Diocese of Harrisburg reaches an agreement in their Chapter 11 bankruptcy.
(For Immediate Release August 5, 2022)
The Roman Catholic Diocese of Harrisburg and the Tort Claimants Committee for Sexual Abuse Survivors struck an agreement to possibly resolve the Diocese's Chapter 11 bankruptcy restructuring lawsuit. The Diocese hailed the proposed plan's child safety measures as "the most thorough and in-depth child protection protocols of any Diocese in the United States" in a statement. Once finalized, the deal will be filed to the United States Bankruptcy Court for the Middle District of Pennsylvania for approval "as soon as practicable."

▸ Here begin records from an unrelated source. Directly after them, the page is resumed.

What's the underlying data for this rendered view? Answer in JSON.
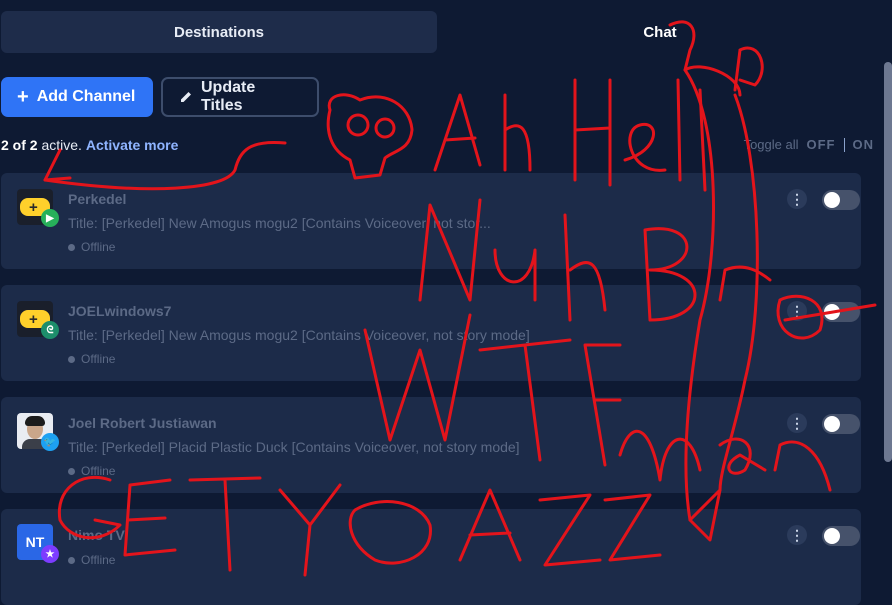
{
  "tabs": {
    "destinations": "Destinations",
    "chat": "Chat"
  },
  "toolbar": {
    "add_channel": "Add Channel",
    "update_titles": "Update Titles"
  },
  "summary": {
    "count": "2 of 2",
    "active_text": " active.",
    "activate_more": "Activate more"
  },
  "toggle_all": {
    "label": "Toggle all",
    "off": "OFF",
    "on": "ON"
  },
  "channels": [
    {
      "name": "Perkedel",
      "title": "Title: [Perkedel] New Amogus mogu2 [Contains Voiceover, not stor...",
      "status": "Offline",
      "platform_icon": "kick-icon",
      "badge_icon": "play-badge-icon"
    },
    {
      "name": "JOELwindows7",
      "title": "Title: [Perkedel] New Amogus mogu2 [Contains Voiceover, not story mode]",
      "status": "Offline",
      "platform_icon": "kick-icon",
      "badge_icon": "dragon-badge-icon"
    },
    {
      "name": "Joel Robert Justiawan",
      "title": "Title: [Perkedel] Placid Plastic Duck [Contains Voiceover, not story mode]",
      "status": "Offline",
      "platform_icon": "avatar",
      "badge_icon": "twitter-badge-icon"
    },
    {
      "name": "Nimo TV",
      "title": "",
      "status": "Offline",
      "platform_icon": "nt-logo",
      "logo_text": "NT",
      "badge_icon": "nimo-badge-icon"
    }
  ],
  "colors": {
    "accent": "#2f74f6",
    "background": "#0e1a33",
    "card": "#1c2b49",
    "scribble": "#e3141b"
  }
}
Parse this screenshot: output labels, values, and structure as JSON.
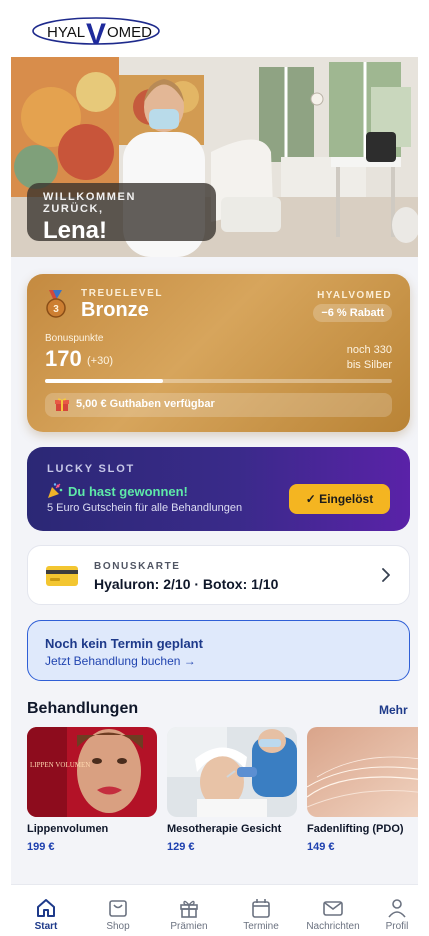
{
  "header": {
    "logo_left": "HYAL",
    "logo_mid": "V",
    "logo_right": "OMED"
  },
  "hero": {
    "kicker": "WILLKOMMEN ZURÜCK,",
    "name": "Lena!"
  },
  "loyalty": {
    "kicker": "TREUELEVEL",
    "level": "Bronze",
    "brand": "HYALVOMED",
    "discount": "−6 % Rabatt",
    "points_label": "Bonuspunkte",
    "points": "170",
    "points_delta": "(+30)",
    "next_line1": "noch 330",
    "next_line2": "bis Silber",
    "progress_fraction": 0.34,
    "credit": "5,00 € Guthaben verfügbar",
    "medal_icon": "bronze-medal-icon",
    "gift_icon": "gift-icon"
  },
  "lucky": {
    "kicker": "LUCKY SLOT",
    "won": "Du hast gewonnen!",
    "desc": "5 Euro Gutschein für alle Behandlungen",
    "button": "✓ Eingelöst",
    "icon": "party-popper-icon"
  },
  "bonus_card": {
    "kicker": "BONUSKARTE",
    "value": "Hyaluron: 2/10 · Botox: 1/10",
    "icon": "credit-card-icon"
  },
  "appointment": {
    "title": "Noch kein Termin geplant",
    "link": "Jetzt Behandlung buchen →"
  },
  "treatments": {
    "title": "Behandlungen",
    "more": "Mehr",
    "items": [
      {
        "name": "Lippenvolumen",
        "price": "199 €",
        "image_text": "LIPPEN VOLUMEN"
      },
      {
        "name": "Mesotherapie Gesicht",
        "price": "129 €"
      },
      {
        "name": "Fadenlifting (PDO)",
        "price": "149 €"
      }
    ]
  },
  "nav": {
    "items": [
      {
        "label": "Start",
        "icon": "home-icon",
        "active": true
      },
      {
        "label": "Shop",
        "icon": "shopping-bag-icon"
      },
      {
        "label": "Prämien",
        "icon": "gift-icon"
      },
      {
        "label": "Termine",
        "icon": "calendar-icon"
      },
      {
        "label": "Nachrichten",
        "icon": "mail-icon"
      },
      {
        "label": "Profil",
        "icon": "user-icon"
      }
    ]
  },
  "colors": {
    "brand_blue": "#1e3a8a",
    "bronze": "#c48a40",
    "lucky_bg": "#2b2875",
    "win_green": "#5ee9a8",
    "redeem": "#f4b521"
  }
}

The diocese issued this in a statement, ‘The agreement between the Diocese and the Committee will be incorporated into a plan of reorganization and that plan will be voted upon and submitted to the U.S. Bankruptcy Court for approval. Of greatest importance, the plan will seek to establish the most comprehensive and in-depth child protection protocols of any Diocese in the United States.’
In addition to the above, the RCDH and related entities will establish a Survivor Compensation Trust and provide funding to the trust in an amount equal to $7.5 million to provide financial restitution for survivors of clergy sexual abuse. The Survivor Compensation Trust may also be funded through additional settlements with the RCDH’s current and legacy insurance carriers. The details of this settlement will be embodied in the joint plan of reorganization referenced above, which will be co-drafted by the RCDH and the Committee and filed with the Bankruptcy Court as soon as possible. Once established, a Trust administrator, and not the Diocese, will determine compensation amounts and claim eligibility for abuse survivors.

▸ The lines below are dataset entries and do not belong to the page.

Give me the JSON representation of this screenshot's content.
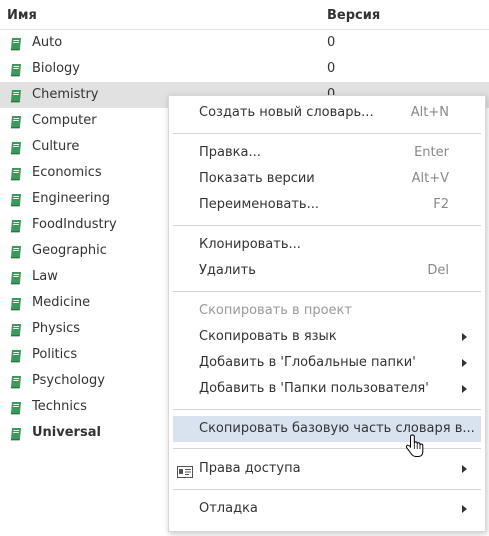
{
  "columns": {
    "name": "Имя",
    "version": "Версия"
  },
  "rows": [
    {
      "name": "Auto",
      "version": "0"
    },
    {
      "name": "Biology",
      "version": "0"
    },
    {
      "name": "Chemistry",
      "version": "0"
    },
    {
      "name": "Computer",
      "version": ""
    },
    {
      "name": "Culture",
      "version": ""
    },
    {
      "name": "Economics",
      "version": ""
    },
    {
      "name": "Engineering",
      "version": ""
    },
    {
      "name": "FoodIndustry",
      "version": ""
    },
    {
      "name": "Geographic",
      "version": ""
    },
    {
      "name": "Law",
      "version": ""
    },
    {
      "name": "Medicine",
      "version": ""
    },
    {
      "name": "Physics",
      "version": ""
    },
    {
      "name": "Politics",
      "version": ""
    },
    {
      "name": "Psychology",
      "version": ""
    },
    {
      "name": "Technics",
      "version": ""
    },
    {
      "name": "Universal",
      "version": ""
    }
  ],
  "menu": {
    "new_dictionary": {
      "label": "Создать новый словарь...",
      "shortcut": "Alt+N"
    },
    "edit": {
      "label": "Правка...",
      "shortcut": "Enter"
    },
    "show_versions": {
      "label": "Показать версии",
      "shortcut": "Alt+V"
    },
    "rename": {
      "label": "Переименовать...",
      "shortcut": "F2"
    },
    "clone": {
      "label": "Клонировать..."
    },
    "delete": {
      "label": "Удалить",
      "shortcut": "Del"
    },
    "copy_to_project": {
      "label": "Скопировать в проект"
    },
    "copy_to_language": {
      "label": "Скопировать в язык"
    },
    "add_global_folders": {
      "label": "Добавить в 'Глобальные папки'"
    },
    "add_user_folders": {
      "label": "Добавить в 'Папки пользователя'"
    },
    "copy_base_part": {
      "label": "Скопировать базовую часть словаря в..."
    },
    "access_rights": {
      "label": "Права доступа"
    },
    "debug": {
      "label": "Отладка"
    }
  },
  "colors": {
    "book_icon": "#3a9a5a",
    "selected_row": "#e1e1e1",
    "menu_highlight": "#d8e3ef"
  },
  "icons": {
    "row_icon": "book-icon",
    "access_icon": "id-card-icon",
    "cursor": "hand-pointer-cursor"
  }
}
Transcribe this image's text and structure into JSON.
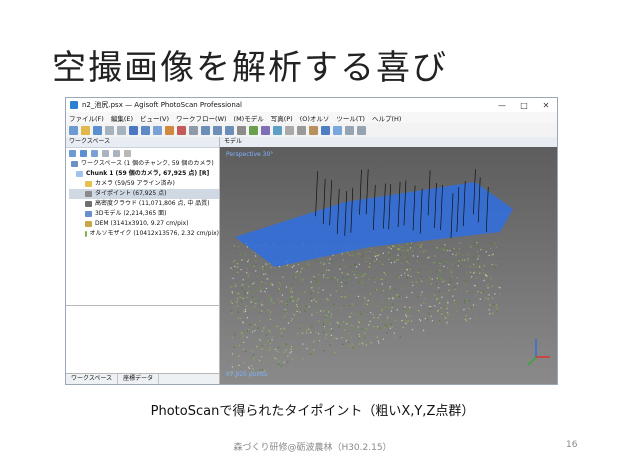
{
  "slide": {
    "title": "空撮画像を解析する喜び",
    "caption": "PhotoScanで得られたタイポイント（粗いX,Y,Z点群）",
    "footer": "森づくり研修@砺波農林（H30.2.15）",
    "page_number": "16"
  },
  "window": {
    "title": "n2_池尻.psx — Agisoft PhotoScan Professional",
    "controls": [
      "—",
      "□",
      "✕"
    ],
    "menu": [
      "ファイル(F)",
      "編集(E)",
      "ビュー(V)",
      "ワークフロー(W)",
      "(M)モデル",
      "写真(P)",
      "(O)オルソ",
      "ツール(T)",
      "ヘルプ(H)"
    ]
  },
  "workspace": {
    "header": "ワークスペース",
    "items": [
      {
        "label": "ワークスペース (1 個のチャンク, 59 個のカメラ)",
        "icon": "workspace-icon",
        "indent": 0
      },
      {
        "label": "Chunk 1 (59 個のカメラ, 67,925 点) [R]",
        "icon": "chunk-icon",
        "indent": 1,
        "bold": true
      },
      {
        "label": "カメラ (59/59 アライン済み)",
        "icon": "folder-icon",
        "indent": 2
      },
      {
        "label": "タイポイント (67,925 点)",
        "icon": "tie-points-icon",
        "indent": 2,
        "selected": true
      },
      {
        "label": "高密度クラウド (11,071,806 点, 中 品質)",
        "icon": "dense-cloud-icon",
        "indent": 2
      },
      {
        "label": "3Dモデル (2,214,365 面)",
        "icon": "mesh-icon",
        "indent": 2
      },
      {
        "label": "DEM (3141x3910, 9.27 cm/pix)",
        "icon": "dem-icon",
        "indent": 2
      },
      {
        "label": "オルソモザイク (10412x13576, 2.32 cm/pix)",
        "icon": "orthomosaic-icon",
        "indent": 2
      }
    ],
    "bottom_tabs": [
      "ワークスペース",
      "座標データ"
    ]
  },
  "model_view": {
    "tab": "モデル",
    "perspective_label": "Perspective 30°",
    "points_label": "67,925 points"
  },
  "colors": {
    "camera_plane": "#2f6fe0",
    "vegetation": "#6e9a3c",
    "viewport_bg": "#6f6f6f"
  }
}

We thank the survivors of sexual assault from the Diocese of Harrisburg for standing out for their rights and the rights of other victims. Given the church's wealth, it is a drop in the bucket in the overall scheme of things. No amount of money will compensate for the lifetime of pain caused by sexual assault. Furthermore, we know that these approaches are intended to maintain the impression of assistance for survivors, but no actual action has been taken by church leaders to ensure justice for victims.
If Harrisburg church authorities want to assist survivors and establish safer settings within their congregations, they must be open and honest with their congregations. They should promptly update their list of abusers to incorporate the new names discovered during the bankruptcy process, and then utilize every resource available to guarantee parishioners and parents that children and adults are safe. Similarly, they should be turning over all information regarding sex crimes, regardless of the status of the abuser, to local law enforcement.
We know that no institution can police itself and so we hope that police and prosecutors in Pennsylvania are looking long and hard to find creative pathways toward justice for survivors and to prevent more cases of abuse in the future. A critical step in preventing abuse is ensuring that those who covered up and enabled abuse are prosecuted.
CONTACT: Michael McDonnell, SNAP Communications Manager ([email protected], 267) 261-0578 ), Shaun Dougherty, SNAP Board President ([email protected], 814-341-8386 ), Zach Hiner, SNAP Executive Director ([email protected], 517-974-9009)
(SNAP, the Survivors Network, has been providing support for victims of sexual abuse in institutional settings for 30 years. We have more than 25,000 survivors and supporters in our network. Our website is SNAPnetwork.org)